Help During Coronavirus: Paid Sick Days, Paid Leave and Unemployment for COVID-19
Has the coronavirus pandemic affected your ability to work? You may have a right to paid sick time, paid family leave, or income support through your state's unemployment insurance (UI) system.
Urgent: Your right to emergency paid leave and paid sick days has expired. Take action right now to insist Congress reinstates these provisions and provides emergency leave for all working people.
Please be aware that the resources below reflect rights and protections available prior to Jan. 1, 2021 that are no longer guaranteed.
Nationwide, if you work at a small or mid-sized employer, or are self-employed, you may have:
- Up to 10 emergency paid sick days for quarantine, self-isolation or child or family care related to the coronavirus.

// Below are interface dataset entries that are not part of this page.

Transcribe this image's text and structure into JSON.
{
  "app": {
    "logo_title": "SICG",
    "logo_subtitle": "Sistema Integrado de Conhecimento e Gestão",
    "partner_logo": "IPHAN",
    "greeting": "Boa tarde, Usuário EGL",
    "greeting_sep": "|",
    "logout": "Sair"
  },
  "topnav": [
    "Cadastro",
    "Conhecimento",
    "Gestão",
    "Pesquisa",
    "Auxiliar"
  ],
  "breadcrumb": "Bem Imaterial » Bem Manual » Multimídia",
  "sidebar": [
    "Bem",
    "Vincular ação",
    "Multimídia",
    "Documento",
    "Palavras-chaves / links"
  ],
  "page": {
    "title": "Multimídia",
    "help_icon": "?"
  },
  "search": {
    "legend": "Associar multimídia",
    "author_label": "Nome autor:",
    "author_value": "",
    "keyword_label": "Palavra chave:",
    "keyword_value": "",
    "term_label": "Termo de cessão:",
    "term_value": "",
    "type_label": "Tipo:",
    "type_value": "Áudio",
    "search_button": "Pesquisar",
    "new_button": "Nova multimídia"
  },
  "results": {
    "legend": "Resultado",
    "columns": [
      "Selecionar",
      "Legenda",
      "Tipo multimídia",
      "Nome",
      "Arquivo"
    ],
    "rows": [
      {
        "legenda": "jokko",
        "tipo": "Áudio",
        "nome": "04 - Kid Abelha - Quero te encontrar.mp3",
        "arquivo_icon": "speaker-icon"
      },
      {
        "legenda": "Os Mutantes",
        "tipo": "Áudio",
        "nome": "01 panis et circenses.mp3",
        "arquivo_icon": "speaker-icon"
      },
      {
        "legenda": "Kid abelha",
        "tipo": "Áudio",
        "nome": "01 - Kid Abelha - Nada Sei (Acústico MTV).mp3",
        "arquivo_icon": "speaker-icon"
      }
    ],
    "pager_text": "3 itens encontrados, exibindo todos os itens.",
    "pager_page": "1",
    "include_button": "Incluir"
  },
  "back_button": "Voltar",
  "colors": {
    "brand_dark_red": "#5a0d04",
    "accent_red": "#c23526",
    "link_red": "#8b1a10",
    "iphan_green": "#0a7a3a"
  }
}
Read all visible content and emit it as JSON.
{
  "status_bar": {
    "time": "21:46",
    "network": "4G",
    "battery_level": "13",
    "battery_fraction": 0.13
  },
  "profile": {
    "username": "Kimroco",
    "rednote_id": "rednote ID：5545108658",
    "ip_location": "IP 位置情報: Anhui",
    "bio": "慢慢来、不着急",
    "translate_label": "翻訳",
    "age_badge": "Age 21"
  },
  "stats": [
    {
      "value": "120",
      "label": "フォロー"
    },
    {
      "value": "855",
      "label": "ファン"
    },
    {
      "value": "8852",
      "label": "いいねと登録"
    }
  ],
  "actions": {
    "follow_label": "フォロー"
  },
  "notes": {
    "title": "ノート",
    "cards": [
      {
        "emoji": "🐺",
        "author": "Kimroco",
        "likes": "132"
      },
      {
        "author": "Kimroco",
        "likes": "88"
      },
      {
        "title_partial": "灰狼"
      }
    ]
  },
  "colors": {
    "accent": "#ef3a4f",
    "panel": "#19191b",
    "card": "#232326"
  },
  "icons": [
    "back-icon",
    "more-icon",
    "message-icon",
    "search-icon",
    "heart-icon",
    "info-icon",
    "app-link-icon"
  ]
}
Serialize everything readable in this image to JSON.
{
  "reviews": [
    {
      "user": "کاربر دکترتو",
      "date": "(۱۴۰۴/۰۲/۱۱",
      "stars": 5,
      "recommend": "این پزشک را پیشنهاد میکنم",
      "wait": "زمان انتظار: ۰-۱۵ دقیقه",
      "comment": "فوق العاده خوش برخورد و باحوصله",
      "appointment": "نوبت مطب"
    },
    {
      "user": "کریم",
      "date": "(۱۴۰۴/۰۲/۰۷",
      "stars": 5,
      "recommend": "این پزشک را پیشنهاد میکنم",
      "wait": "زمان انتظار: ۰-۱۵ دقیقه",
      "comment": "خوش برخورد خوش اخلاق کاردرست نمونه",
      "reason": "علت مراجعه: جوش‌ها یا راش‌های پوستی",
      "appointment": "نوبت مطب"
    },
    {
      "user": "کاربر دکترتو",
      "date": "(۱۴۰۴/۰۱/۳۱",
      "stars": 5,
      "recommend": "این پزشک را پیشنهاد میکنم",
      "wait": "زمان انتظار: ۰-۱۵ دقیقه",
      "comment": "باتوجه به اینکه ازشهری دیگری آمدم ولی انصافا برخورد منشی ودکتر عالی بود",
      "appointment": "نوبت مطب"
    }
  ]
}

- Up to 10 additional weeks of paid family leave to care for a child whose school or place of care is closed. Learn more about emergency paid sick leave and paid family leave through the Families First Coronavirus Response Act and CARES Act.
Your state, county or city may provide additional support for a wide range of needs. See below for more information.
What does my state provide?
Select your state below to find your rights* to paid sick time, longer-term paid family and medical leave, or wage replacement through unemployment insurance (UI) for lost work hours due to a layoff, reduced hours, or closure of an employer, child's school or relative's usual source of care.
Use the "More info:" links in the chart to find more information about support you may be entitled to. Policies are continuing to change, so check with your state and local government for the most up-to-date information.
*Eligibility may depend on how many hours you work, your usual income and the size of your employer.
What's the difference between paid sick days, paid leave and unemployment insurance?
- You might need paid sick days if you have a job, but need to take a few hours or days away to care for yourself or loved one during illness, quarantine, self-isolation, or if a school or usual place of care is closed.
- You might need paid family leave if you have a job, but need to take a week or more to care for a loved one whose school or usual place of care is closed. In some states, you may also be able to take paid family and medical leave if you need a week or more to care for yourself or a loved one during illness or quarantine.
- You might need regular unemployment insurance (UI) benefits if you have been laid off, furloughed, or lost work hours for any reason, including due to coronavirus-related closures. If you have exhausted regular UI, you may have additional weeks of benefits through Pandemic Unemployment Compensation.
- New Pandemic Unemployment Assistance (PUA) benefits are also available to many people unable to work due to coronavirus-related illness, family caregiving and economic hardships. Even if you would not normally be eligible for UI, you might be able to access PUA. Learn more about UI and pandemic-related benefits.